Many of the action potentials are not large enough to cause a contraction of the heart.

Half of the action potentials are dedicated to the contraction of the atria, and the other half are dedicated to the contraction of the ventricles.

The parasympathetic vagus nerve slows down the heart rate.

Correct answer:

The parasympathetic vagus nerve slows down the heart rate.

Explanation:

The vagus nerve is responsible for slowing down the heart rate, and is able to "override" the faster, natural pace of the sinoatrial node.
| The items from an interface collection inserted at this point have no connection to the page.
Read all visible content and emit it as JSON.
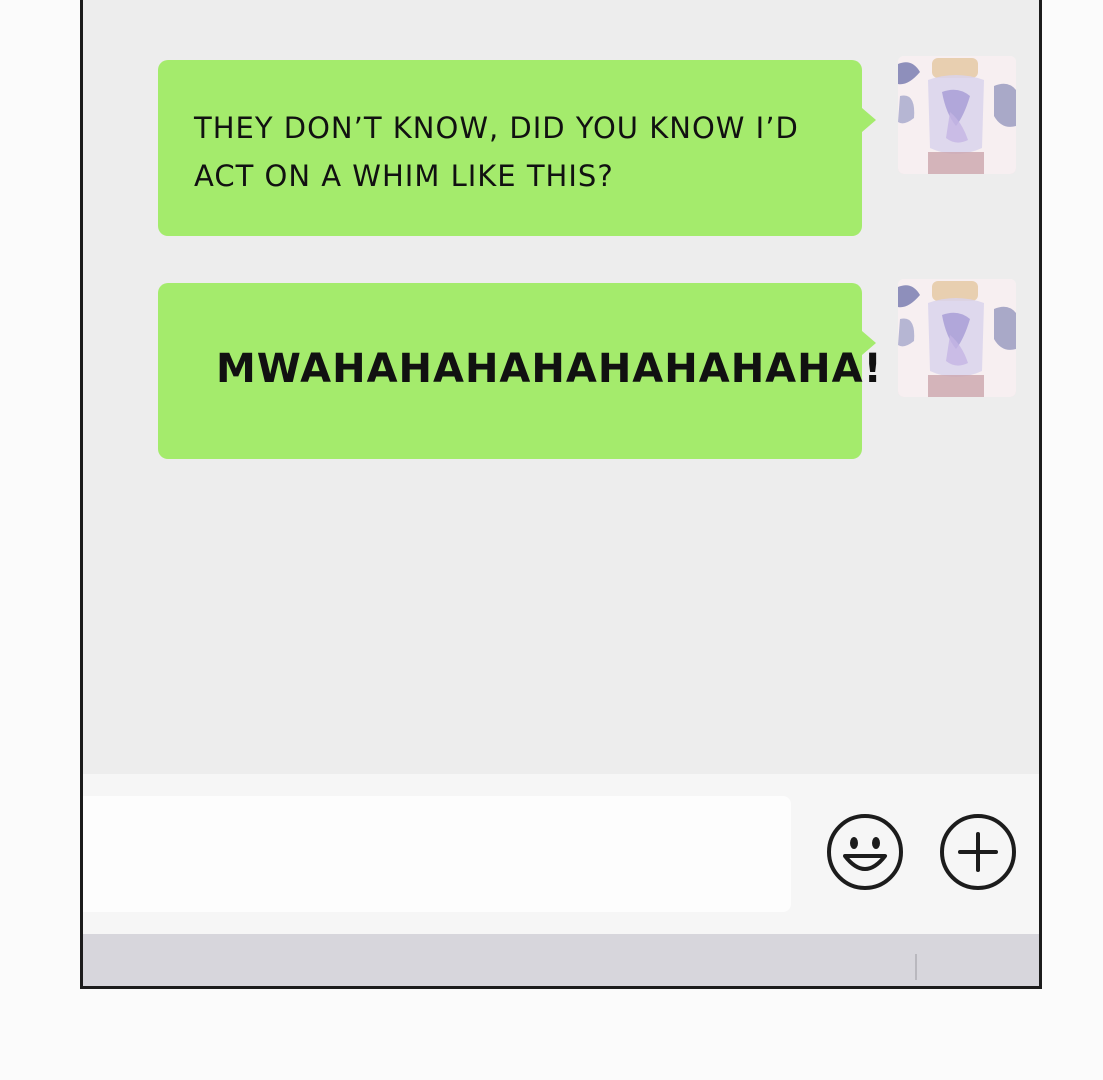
{
  "chat": {
    "messages": [
      {
        "text": "THEY DON’T KNOW, DID YOU KNOW I’D ACT ON A WHIM LIKE THIS?",
        "line1": "THEY DON’T KNOW, DID YOU KNOW I’D",
        "line2": "ACT ON A WHIM LIKE THIS?",
        "sender": "self"
      },
      {
        "text": "MWAHAHAHAHAHAHAHAHA!",
        "sender": "self"
      }
    ]
  },
  "input_bar": {
    "value": "",
    "placeholder": ""
  },
  "icons": {
    "emoji": "smiley-face-icon",
    "plus": "plus-circle-icon"
  },
  "colors": {
    "bubble": "#a4eb6c",
    "chat_background": "#ededed",
    "frame_border": "#1c1c1c",
    "bottom_strip": "#d7d6dc"
  }
}
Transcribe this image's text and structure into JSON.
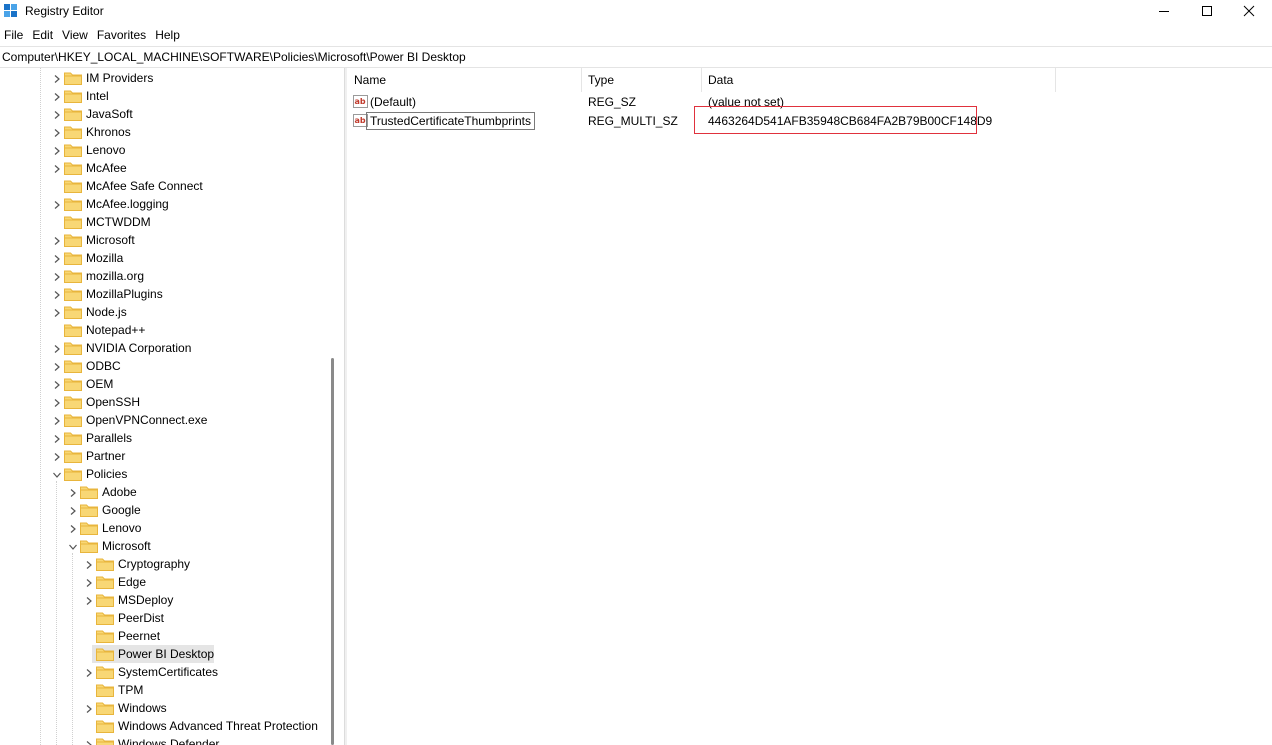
{
  "window": {
    "title": "Registry Editor"
  },
  "menu": [
    "File",
    "Edit",
    "View",
    "Favorites",
    "Help"
  ],
  "address": "Computer\\HKEY_LOCAL_MACHINE\\SOFTWARE\\Policies\\Microsoft\\Power BI Desktop",
  "tree": [
    {
      "label": "IM Providers",
      "level": 0,
      "expander": "collapsed"
    },
    {
      "label": "Intel",
      "level": 0,
      "expander": "collapsed"
    },
    {
      "label": "JavaSoft",
      "level": 0,
      "expander": "collapsed"
    },
    {
      "label": "Khronos",
      "level": 0,
      "expander": "collapsed"
    },
    {
      "label": "Lenovo",
      "level": 0,
      "expander": "collapsed"
    },
    {
      "label": "McAfee",
      "level": 0,
      "expander": "collapsed"
    },
    {
      "label": "McAfee Safe Connect",
      "level": 0,
      "expander": "none"
    },
    {
      "label": "McAfee.logging",
      "level": 0,
      "expander": "collapsed"
    },
    {
      "label": "MCTWDDM",
      "level": 0,
      "expander": "none"
    },
    {
      "label": "Microsoft",
      "level": 0,
      "expander": "collapsed"
    },
    {
      "label": "Mozilla",
      "level": 0,
      "expander": "collapsed"
    },
    {
      "label": "mozilla.org",
      "level": 0,
      "expander": "collapsed"
    },
    {
      "label": "MozillaPlugins",
      "level": 0,
      "expander": "collapsed"
    },
    {
      "label": "Node.js",
      "level": 0,
      "expander": "collapsed"
    },
    {
      "label": "Notepad++",
      "level": 0,
      "expander": "none"
    },
    {
      "label": "NVIDIA Corporation",
      "level": 0,
      "expander": "collapsed"
    },
    {
      "label": "ODBC",
      "level": 0,
      "expander": "collapsed"
    },
    {
      "label": "OEM",
      "level": 0,
      "expander": "collapsed"
    },
    {
      "label": "OpenSSH",
      "level": 0,
      "expander": "collapsed"
    },
    {
      "label": "OpenVPNConnect.exe",
      "level": 0,
      "expander": "collapsed"
    },
    {
      "label": "Parallels",
      "level": 0,
      "expander": "collapsed"
    },
    {
      "label": "Partner",
      "level": 0,
      "expander": "collapsed"
    },
    {
      "label": "Policies",
      "level": 0,
      "expander": "expanded"
    },
    {
      "label": "Adobe",
      "level": 1,
      "expander": "collapsed"
    },
    {
      "label": "Google",
      "level": 1,
      "expander": "collapsed"
    },
    {
      "label": "Lenovo",
      "level": 1,
      "expander": "collapsed"
    },
    {
      "label": "Microsoft",
      "level": 1,
      "expander": "expanded"
    },
    {
      "label": "Cryptography",
      "level": 2,
      "expander": "collapsed"
    },
    {
      "label": "Edge",
      "level": 2,
      "expander": "collapsed"
    },
    {
      "label": "MSDeploy",
      "level": 2,
      "expander": "collapsed"
    },
    {
      "label": "PeerDist",
      "level": 2,
      "expander": "none"
    },
    {
      "label": "Peernet",
      "level": 2,
      "expander": "none"
    },
    {
      "label": "Power BI Desktop",
      "level": 2,
      "expander": "none",
      "selected": true
    },
    {
      "label": "SystemCertificates",
      "level": 2,
      "expander": "collapsed"
    },
    {
      "label": "TPM",
      "level": 2,
      "expander": "none"
    },
    {
      "label": "Windows",
      "level": 2,
      "expander": "collapsed"
    },
    {
      "label": "Windows Advanced Threat Protection",
      "level": 2,
      "expander": "none"
    },
    {
      "label": "Windows Defender",
      "level": 2,
      "expander": "collapsed"
    }
  ],
  "columns": {
    "name": "Name",
    "type": "Type",
    "data": "Data"
  },
  "values": [
    {
      "name": "(Default)",
      "type": "REG_SZ",
      "data": "(value not set)"
    },
    {
      "name": "TrustedCertificateThumbprints",
      "type": "REG_MULTI_SZ",
      "data": "4463264D541AFB35948CB684FA2B79B00CF148D9"
    }
  ],
  "colors": {
    "folder": "#f8d775",
    "folder_dark": "#e8b53c",
    "highlight": "#e0313d",
    "selection": "#e5e5e5"
  },
  "icons": {
    "app": "registry-icon",
    "value": "string-value-icon"
  }
}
When the vagus nerve is severed from the heart, the heart will pump at the pace of the SA node.

Note that innervation is not necessary for the heart to continue beating; it is self-sustaining, but can be affected by innervation from the vagus nerve.

Example Question #1 : Understanding Electrical Stimulation In The Heart

Which of the following structures is NOT part of the cardiac conducting system?

 

Possible Answers:

Purkinje fibers   

Sinoatrial node 

Chordae tendinae

Atrioventricular bundle

Correct answer:

Chordae tendinae

Explanation:

The chordae tendinae (tendinous chords or heart strings) are physical structures located in the heart lumen that connect the muscular wall of the heart to the tricuspid and mitral valves via papillary muscles.

The other answer options are examples of cell bundles and tissues that orchestrate the electrical conduction through the heart. Signals begin at the sinoatrial node and transition to the atrioventricular node. They then pass through the atrioventricular bundle (or bundle of His) to the purkinje fibers, which coordinate simultaneous ventricular contraction.

Example Question #3 : Understanding Electrical Stimulation In The Heart

What is the importance of the atrioventricular node's time delay upon receiving impulses from the sinoatrial node?

Possible Answers:

It allows the atria to adequately fill with blood

It allows the impulse to spread evenly throughout the heart

It gives the cardiac cells time to depolarize

It allows the ventricles to adequately fill with blood

Correct answer:

It allows the ventricles to adequately fill with blood

Explanation:

The sinoatrial node is responsible for initiating the contraction of the heart. Depolarization of the sinoatrial node coincides with atrial contraction. The depolarization travels very quickly to the atrioventricular node during this period. The atrioventricular node delays the spread of the impulse, preventing it from triggering ventricular contraction. This time delay allows the atria to fill the ventricles with blood before the impulse causes the ventricles to contract. Without this delay, an inadequate amount of blood would be pumped from the ventricles.

Learning Tools by Varsity Tutors

Incompatible Browser

Please upgrade or download one of the following browsers to use Instant Tutoring: